Geo News

Illegal fishing decreases, but some legit fishers are ignoring the rules.

A study by the Pacific Islands Forum Fisheries Agency of illegal, unreported and unregulated tuna fishing has found that the problem may not be as bad as was feared. It estimated that between 2017 and 2019, 192,000 tonnes of tuna worth more than US$300 million was caught each year in the Pacific Islands region by people not following fisheries rules—down from 300,000 tonnes in the 2016 estimate. “The assumption that unlicensed fishing is rampant has been proven false,” says Auckland-based fisheries consultant Francisco Blaha, who contributed to the report. Only five percent of the dodgy dealings involved unlicensed fishing boats. Most—89 per cent—involved licensed operators misreporting which fish they caught, or how many.


Richard Robinson

Richard Robinson is an award-winning photojournalist. With a 20-year career in magazines and newspapers, he has captured some of the most memorable images of this country’s biggest news and sporting events. Using his talents to highlight the plights of our Ocean’s he gives voice to our endangered species and is known for his unique and haunting images of life below the waterline.




Subscribe for $1  | 


Keep reading for just $1

$1 trial for two weeks, thereafter $8.50 every two months, cancel any time

Already a subscriber?

Signed in as . Sign out

{{ contentNotIncluded('company') }} has not subscribed to {{ contentNotIncluded('contentType') }}.

Ask your librarian to subscribe to this service next year.
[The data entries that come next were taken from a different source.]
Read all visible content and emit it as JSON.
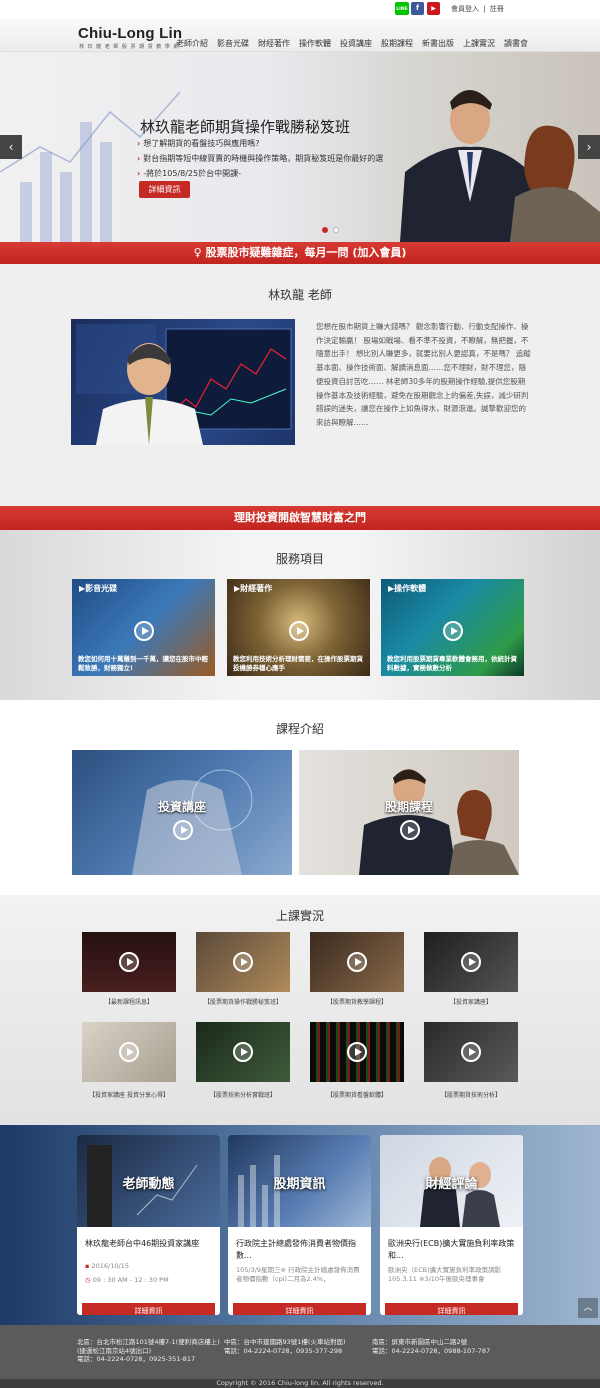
{
  "topbar": {
    "social": [
      {
        "name": "LINE",
        "color": "#00c300"
      },
      {
        "name": "f",
        "color": "#3b5998"
      },
      {
        "name": "▶",
        "color": "#cc181e"
      }
    ],
    "login": "會員登入",
    "register": "註冊",
    "divider": "|"
  },
  "header": {
    "logo_title": "Chiu-Long Lin",
    "logo_sub": "林 玖 龍 老 師 股 票 期 貨 教 學 網",
    "nav": [
      "老師介紹",
      "影音光碟",
      "財經著作",
      "操作軟體",
      "投資講座",
      "股期課程",
      "新書出版",
      "上課實況",
      "讀書會"
    ]
  },
  "hero": {
    "title": "林玖龍老師期貨操作戰勝秘笈班",
    "lines": [
      "想了解期貨的看盤技巧與應用嗎?",
      "對台指期等短中線買賣的時機與操作策略，期貨秘笈班是你最好的選",
      "-將於105/8/25於台中開課-"
    ],
    "marker": "›",
    "button": "詳細資訊",
    "prev": "‹",
    "next": "›"
  },
  "qa_bar": {
    "icon": "lightbulb-icon",
    "text": "股票股市疑難雜症，每月一問 (加入會員)"
  },
  "teacher": {
    "title": "林玖龍 老師",
    "bio": "您想在股市期貨上賺大錢嗎？ 觀念影響行動、行動支配操作、操作決定輸贏！ 股場如戰場、看不準不投資，不瞭解，無把握，不隨意出手！ 想比別人賺更多，就要比別人更認真，不是嗎？ 追蹤基本面、操作技術面、解讀消息面……您不理財，財不理您，隨便投資自討苦吃…… 林老師30多年的股期操作經驗,提供您股期操作基本及技術經驗，避免在股期觀念上的偏差,失誤，減少研判錯誤的迷失，讓您在操作上如魚得水，財源滾進。誠摯歡迎您的來訪與瞭解……"
  },
  "slogan_bar": "理財投資開啟智慧財富之門",
  "services": {
    "title": "服務項目",
    "items": [
      {
        "label": "影音光碟",
        "caption": "教您如何用十萬賺到一千萬，讓您在股市中輕鬆致勝，財務獨立!"
      },
      {
        "label": "財經著作",
        "caption": "教您利用技術分析理財需要，在操作股票期貨投機勝券穩心應手"
      },
      {
        "label": "操作軟體",
        "caption": "教您利用股票期貨專業軟體會務用，依統計資料數據，實務做數分析"
      }
    ]
  },
  "courses": {
    "title": "課程介紹",
    "items": [
      {
        "label": "投資講座"
      },
      {
        "label": "股期課程"
      }
    ]
  },
  "classes": {
    "title": "上課實況",
    "items": [
      "【最新課程訊息】",
      "【股票期貨操作戰勝秘笈班】",
      "【股票期貨教學課程】",
      "【投資家講座】",
      "【投資家講座 投資分享心得】",
      "【股票技術分析實戰班】",
      "【股票期貨看盤軟體】",
      "【股票期貨技術分析】"
    ]
  },
  "news": {
    "cards": [
      {
        "label": "老師動態",
        "title": "林玖龍老師台中46期投資家講座",
        "meta1": "2016/10/15",
        "meta2": "09 : 30 AM - 12 : 30 PM",
        "button": "詳細資訊"
      },
      {
        "label": "股期資訊",
        "title": "行政院主計總處發佈消費者物價指數...",
        "meta1": "105/3/9星期三※ 行政院主計總處發佈消費者物價指數（cpi)二月為2.4%，",
        "meta2": "",
        "button": "詳細資訊"
      },
      {
        "label": "財經評論",
        "title": "歐洲央行(ECB)擴大實施負利率政策和...",
        "meta1": "歐洲央（ECB)擴大實施負利率政策調影105.3.11 ※3/10午後歐央理事會",
        "meta2": "",
        "button": "詳細資訊"
      }
    ],
    "to_top": "︿"
  },
  "footer": {
    "col1": [
      "北區：台北市松江路101號4樓7-1(便利商店樓上)",
      "(捷運松江南京站4號出口)",
      "電話：04-2224-0728，0925-351-817"
    ],
    "col2": [
      "中區：台中市建國路93號1樓(火車站對面)",
      "電話：04-2224-0728，0935-377-298"
    ],
    "col3": [
      "南區：屏東市新園區中山二路2號",
      "電話：04-2224-0728，0988-107-787"
    ],
    "copyright": "Copyright © 2016 Chiu-long lin. All rights reserved."
  }
}
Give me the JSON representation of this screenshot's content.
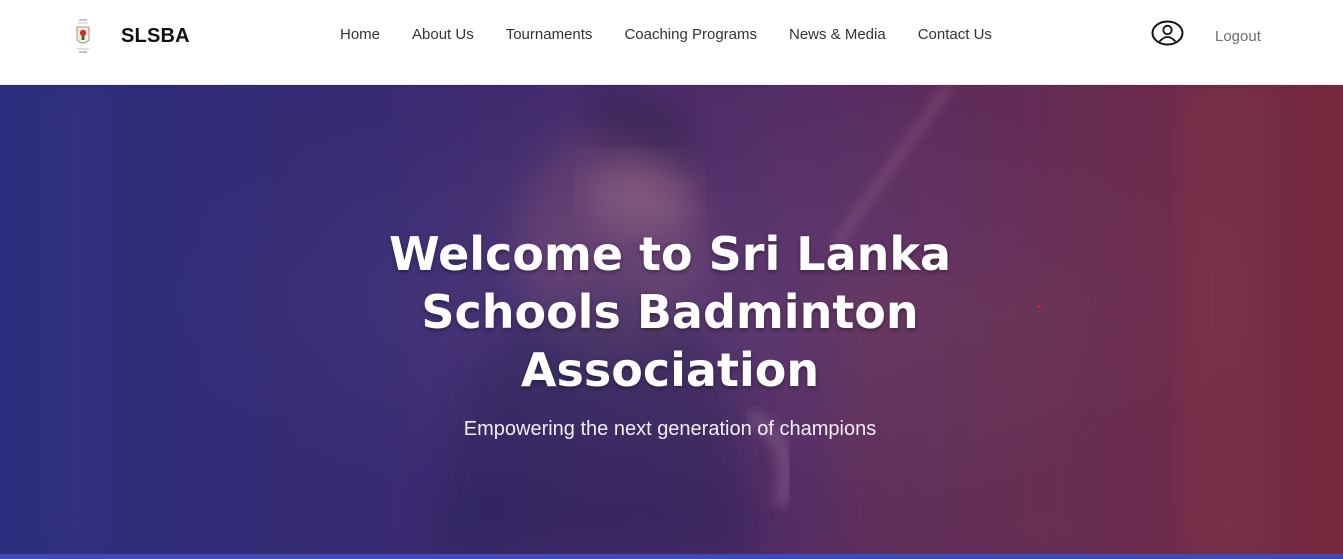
{
  "header": {
    "brand_name": "SLSBA",
    "logo_icon": "slsba-crest-logo",
    "nav": [
      {
        "label": "Home"
      },
      {
        "label": "About Us"
      },
      {
        "label": "Tournaments"
      },
      {
        "label": "Coaching Programs"
      },
      {
        "label": "News & Media"
      },
      {
        "label": "Contact Us"
      }
    ],
    "user_icon": "user-circle-icon",
    "logout_label": "Logout"
  },
  "hero": {
    "title": "Welcome to Sri Lanka Schools Badminton Association",
    "subtitle": "Empowering the next generation of champions",
    "gradient_colors": [
      "#2b2d7e",
      "#3a2b72",
      "#5a2d62",
      "#772a3e"
    ],
    "accent_line_color": "#3f49b8"
  }
}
Alternatively, use a home network and buy a digital subscription—just $1/week...

Go back


Subscribe to our free newsletter for news and prizes